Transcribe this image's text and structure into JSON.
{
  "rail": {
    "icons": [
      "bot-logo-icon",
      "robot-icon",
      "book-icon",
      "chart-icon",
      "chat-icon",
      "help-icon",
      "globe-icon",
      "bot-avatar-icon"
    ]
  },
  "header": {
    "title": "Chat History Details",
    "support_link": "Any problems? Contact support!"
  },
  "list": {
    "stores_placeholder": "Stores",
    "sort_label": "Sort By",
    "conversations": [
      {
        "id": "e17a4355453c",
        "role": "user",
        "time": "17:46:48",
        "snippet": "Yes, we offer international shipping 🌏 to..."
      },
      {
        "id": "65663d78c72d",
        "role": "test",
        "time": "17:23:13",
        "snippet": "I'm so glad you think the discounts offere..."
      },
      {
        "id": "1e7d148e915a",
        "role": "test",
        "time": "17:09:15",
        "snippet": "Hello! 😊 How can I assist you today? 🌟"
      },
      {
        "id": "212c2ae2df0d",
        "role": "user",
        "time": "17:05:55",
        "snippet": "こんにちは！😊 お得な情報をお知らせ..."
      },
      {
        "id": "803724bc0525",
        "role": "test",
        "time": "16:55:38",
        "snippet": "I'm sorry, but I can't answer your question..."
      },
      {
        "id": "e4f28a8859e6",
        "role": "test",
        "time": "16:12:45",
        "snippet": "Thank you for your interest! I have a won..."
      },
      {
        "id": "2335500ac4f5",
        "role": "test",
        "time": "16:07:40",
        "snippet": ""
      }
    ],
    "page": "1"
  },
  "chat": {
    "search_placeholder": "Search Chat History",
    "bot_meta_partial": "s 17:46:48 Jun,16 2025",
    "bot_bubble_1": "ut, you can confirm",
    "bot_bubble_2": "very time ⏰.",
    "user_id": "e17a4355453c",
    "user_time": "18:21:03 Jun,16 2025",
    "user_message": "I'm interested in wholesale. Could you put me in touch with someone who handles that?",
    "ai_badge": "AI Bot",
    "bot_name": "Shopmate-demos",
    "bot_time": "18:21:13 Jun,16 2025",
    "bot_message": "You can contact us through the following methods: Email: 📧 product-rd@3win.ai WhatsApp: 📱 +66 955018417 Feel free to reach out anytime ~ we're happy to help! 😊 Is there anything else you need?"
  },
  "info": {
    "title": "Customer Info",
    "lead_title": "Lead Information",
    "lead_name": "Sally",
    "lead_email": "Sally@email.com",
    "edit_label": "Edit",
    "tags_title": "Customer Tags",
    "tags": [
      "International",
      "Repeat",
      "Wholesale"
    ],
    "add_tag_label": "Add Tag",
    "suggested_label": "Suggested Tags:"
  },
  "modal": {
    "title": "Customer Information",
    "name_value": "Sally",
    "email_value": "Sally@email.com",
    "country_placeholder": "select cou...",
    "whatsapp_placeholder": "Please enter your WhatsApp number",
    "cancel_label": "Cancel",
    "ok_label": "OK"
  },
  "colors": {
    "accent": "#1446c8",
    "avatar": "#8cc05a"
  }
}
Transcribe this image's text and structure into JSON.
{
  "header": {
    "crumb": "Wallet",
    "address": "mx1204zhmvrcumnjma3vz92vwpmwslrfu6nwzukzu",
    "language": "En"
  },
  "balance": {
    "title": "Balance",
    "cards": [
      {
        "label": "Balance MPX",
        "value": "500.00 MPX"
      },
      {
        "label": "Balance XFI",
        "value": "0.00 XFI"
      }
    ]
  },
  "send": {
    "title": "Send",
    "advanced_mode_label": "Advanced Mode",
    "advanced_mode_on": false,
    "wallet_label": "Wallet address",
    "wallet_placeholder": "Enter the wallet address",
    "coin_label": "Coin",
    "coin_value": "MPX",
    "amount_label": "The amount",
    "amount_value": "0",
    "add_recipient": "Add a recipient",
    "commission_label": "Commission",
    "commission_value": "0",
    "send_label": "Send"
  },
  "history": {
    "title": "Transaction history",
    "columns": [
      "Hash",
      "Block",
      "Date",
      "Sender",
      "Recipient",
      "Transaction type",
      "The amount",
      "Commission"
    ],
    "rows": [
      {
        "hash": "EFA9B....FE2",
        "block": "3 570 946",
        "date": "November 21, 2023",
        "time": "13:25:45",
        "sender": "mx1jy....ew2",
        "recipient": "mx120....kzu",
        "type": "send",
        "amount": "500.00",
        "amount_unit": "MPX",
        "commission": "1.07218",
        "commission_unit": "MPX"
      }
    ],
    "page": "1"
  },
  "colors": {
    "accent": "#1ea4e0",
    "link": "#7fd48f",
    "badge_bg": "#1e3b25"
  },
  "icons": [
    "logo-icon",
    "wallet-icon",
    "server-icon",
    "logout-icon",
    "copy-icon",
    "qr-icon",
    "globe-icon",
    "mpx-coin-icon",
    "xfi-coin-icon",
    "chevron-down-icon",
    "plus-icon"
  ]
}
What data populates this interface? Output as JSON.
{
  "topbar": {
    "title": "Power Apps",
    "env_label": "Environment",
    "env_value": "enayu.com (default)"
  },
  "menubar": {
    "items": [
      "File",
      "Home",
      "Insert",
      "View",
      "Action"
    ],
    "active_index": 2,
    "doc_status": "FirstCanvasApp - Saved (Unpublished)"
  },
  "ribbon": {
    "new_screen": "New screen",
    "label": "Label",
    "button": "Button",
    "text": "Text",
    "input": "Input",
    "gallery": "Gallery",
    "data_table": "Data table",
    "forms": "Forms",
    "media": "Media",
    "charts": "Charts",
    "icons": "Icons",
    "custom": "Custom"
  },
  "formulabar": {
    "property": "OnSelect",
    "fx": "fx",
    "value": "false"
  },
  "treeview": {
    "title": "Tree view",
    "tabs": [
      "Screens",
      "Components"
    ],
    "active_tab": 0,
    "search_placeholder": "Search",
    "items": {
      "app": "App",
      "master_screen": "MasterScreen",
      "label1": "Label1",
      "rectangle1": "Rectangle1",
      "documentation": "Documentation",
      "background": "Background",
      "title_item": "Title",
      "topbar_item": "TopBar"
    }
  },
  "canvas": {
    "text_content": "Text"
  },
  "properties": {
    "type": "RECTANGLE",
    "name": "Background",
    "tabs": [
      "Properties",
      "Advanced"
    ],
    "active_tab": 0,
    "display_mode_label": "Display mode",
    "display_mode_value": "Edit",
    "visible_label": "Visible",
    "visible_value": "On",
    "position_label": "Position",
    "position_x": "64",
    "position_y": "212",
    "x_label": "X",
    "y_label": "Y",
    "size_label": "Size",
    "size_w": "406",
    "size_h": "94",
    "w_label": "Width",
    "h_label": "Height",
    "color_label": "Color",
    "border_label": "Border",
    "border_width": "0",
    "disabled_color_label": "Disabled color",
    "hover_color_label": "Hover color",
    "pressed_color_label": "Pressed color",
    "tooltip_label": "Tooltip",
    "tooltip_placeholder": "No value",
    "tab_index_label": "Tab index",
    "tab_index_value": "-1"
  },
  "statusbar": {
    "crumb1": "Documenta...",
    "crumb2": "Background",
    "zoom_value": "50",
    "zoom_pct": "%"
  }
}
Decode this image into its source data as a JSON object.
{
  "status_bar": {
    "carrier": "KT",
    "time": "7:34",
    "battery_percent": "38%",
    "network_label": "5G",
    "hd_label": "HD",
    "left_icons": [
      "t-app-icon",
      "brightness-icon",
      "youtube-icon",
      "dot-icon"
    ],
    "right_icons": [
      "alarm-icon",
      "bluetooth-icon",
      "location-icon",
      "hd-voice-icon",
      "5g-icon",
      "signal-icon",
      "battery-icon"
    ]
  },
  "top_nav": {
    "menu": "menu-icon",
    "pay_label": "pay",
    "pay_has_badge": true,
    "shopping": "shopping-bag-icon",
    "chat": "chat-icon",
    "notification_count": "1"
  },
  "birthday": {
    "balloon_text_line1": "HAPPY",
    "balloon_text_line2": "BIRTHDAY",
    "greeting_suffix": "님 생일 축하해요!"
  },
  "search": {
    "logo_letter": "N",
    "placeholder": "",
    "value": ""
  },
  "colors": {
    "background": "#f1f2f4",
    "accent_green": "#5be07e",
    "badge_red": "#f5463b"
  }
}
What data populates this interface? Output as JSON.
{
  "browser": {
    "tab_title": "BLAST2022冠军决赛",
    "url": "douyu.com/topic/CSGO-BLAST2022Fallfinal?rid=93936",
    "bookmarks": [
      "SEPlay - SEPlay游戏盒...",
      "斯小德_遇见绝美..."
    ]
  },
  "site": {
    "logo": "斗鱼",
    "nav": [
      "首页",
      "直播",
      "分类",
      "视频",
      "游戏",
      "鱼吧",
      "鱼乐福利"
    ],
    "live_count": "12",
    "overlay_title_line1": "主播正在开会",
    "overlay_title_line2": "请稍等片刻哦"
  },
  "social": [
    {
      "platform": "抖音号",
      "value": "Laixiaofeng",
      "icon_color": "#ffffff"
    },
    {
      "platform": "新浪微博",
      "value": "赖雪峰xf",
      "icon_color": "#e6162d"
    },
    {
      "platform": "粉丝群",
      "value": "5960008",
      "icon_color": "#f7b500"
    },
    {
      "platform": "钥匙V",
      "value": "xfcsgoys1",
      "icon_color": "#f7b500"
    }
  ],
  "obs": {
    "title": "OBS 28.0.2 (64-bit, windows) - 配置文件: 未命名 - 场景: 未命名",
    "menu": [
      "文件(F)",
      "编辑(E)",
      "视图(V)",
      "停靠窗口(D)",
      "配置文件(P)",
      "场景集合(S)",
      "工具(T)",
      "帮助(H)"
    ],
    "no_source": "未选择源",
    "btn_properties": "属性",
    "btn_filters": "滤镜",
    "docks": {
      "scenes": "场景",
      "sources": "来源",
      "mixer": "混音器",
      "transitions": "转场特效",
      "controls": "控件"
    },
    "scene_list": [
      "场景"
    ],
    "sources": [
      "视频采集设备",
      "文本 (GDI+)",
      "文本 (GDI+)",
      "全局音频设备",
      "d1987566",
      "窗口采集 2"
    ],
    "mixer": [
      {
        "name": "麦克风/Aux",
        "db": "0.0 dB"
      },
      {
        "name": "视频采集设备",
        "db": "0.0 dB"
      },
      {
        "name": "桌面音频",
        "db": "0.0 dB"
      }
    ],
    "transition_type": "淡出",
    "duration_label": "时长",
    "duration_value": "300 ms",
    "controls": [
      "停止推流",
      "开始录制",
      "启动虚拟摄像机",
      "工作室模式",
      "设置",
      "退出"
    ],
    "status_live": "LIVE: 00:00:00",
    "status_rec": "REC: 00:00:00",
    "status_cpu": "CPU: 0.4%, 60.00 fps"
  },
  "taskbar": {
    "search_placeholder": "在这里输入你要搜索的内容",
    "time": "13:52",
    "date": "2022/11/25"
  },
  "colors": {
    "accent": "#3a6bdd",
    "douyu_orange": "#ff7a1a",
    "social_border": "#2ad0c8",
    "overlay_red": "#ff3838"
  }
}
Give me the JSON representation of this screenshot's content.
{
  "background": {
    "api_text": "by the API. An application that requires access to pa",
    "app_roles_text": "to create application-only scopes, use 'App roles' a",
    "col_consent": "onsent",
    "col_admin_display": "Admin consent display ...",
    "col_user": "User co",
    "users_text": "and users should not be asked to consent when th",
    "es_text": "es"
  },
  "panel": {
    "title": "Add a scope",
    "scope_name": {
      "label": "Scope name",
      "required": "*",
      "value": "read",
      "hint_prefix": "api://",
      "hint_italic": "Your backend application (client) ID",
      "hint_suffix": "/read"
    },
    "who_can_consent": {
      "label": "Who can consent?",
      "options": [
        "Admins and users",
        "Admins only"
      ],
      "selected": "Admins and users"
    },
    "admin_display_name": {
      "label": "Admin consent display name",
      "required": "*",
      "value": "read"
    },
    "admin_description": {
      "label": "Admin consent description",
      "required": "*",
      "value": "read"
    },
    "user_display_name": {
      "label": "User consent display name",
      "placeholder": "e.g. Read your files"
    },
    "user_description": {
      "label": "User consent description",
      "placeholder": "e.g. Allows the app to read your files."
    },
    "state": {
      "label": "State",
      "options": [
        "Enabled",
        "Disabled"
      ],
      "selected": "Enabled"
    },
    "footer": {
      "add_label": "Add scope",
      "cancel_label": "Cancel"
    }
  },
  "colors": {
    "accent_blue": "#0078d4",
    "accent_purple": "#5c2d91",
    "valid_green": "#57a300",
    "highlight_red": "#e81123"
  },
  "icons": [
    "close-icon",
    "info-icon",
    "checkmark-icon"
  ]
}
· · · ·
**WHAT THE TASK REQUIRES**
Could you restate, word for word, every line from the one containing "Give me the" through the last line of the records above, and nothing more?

**EXERCISE OUTPUT**
Give me the JSON representation of this screenshot's content.
{
  "background": {
    "api_text": "by the API. An application that requires access to pa",
    "app_roles_text": "to create application-only scopes, use 'App roles' a",
    "col_consent": "onsent",
    "col_admin_display": "Admin consent display ...",
    "col_user": "User co",
    "users_text": "and users should not be asked to consent when th",
    "es_text": "es"
  },
  "panel": {
    "title": "Add a scope",
    "scope_name": {
      "label": "Scope name",
      "required": "*",
      "value": "read",
      "hint_prefix": "api://",
      "hint_italic": "Your backend application (client) ID",
      "hint_suffix": "/read"
    },
    "who_can_consent": {
      "label": "Who can consent?",
      "options": [
        "Admins and users",
        "Admins only"
      ],
      "selected": "Admins and users"
    },
    "admin_display_name": {
      "label": "Admin consent display name",
      "required": "*",
      "value": "read"
    },
    "admin_description": {
      "label": "Admin consent description",
      "required": "*",
      "value": "read"
    },
    "user_display_name": {
      "label": "User consent display name",
      "placeholder": "e.g. Read your files"
    },
    "user_description": {
      "label": "User consent description",
      "placeholder": "e.g. Allows the app to read your files."
    },
    "state": {
      "label": "State",
      "options": [
        "Enabled",
        "Disabled"
      ],
      "selected": "Enabled"
    },
    "footer": {
      "add_label": "Add scope",
      "cancel_label": "Cancel"
    }
  },
  "colors": {
    "accent_blue": "#0078d4",
    "accent_purple": "#5c2d91",
    "valid_green": "#57a300",
    "highlight_red": "#e81123"
  },
  "icons": [
    "close-icon",
    "info-icon",
    "checkmark-icon"
  ]
}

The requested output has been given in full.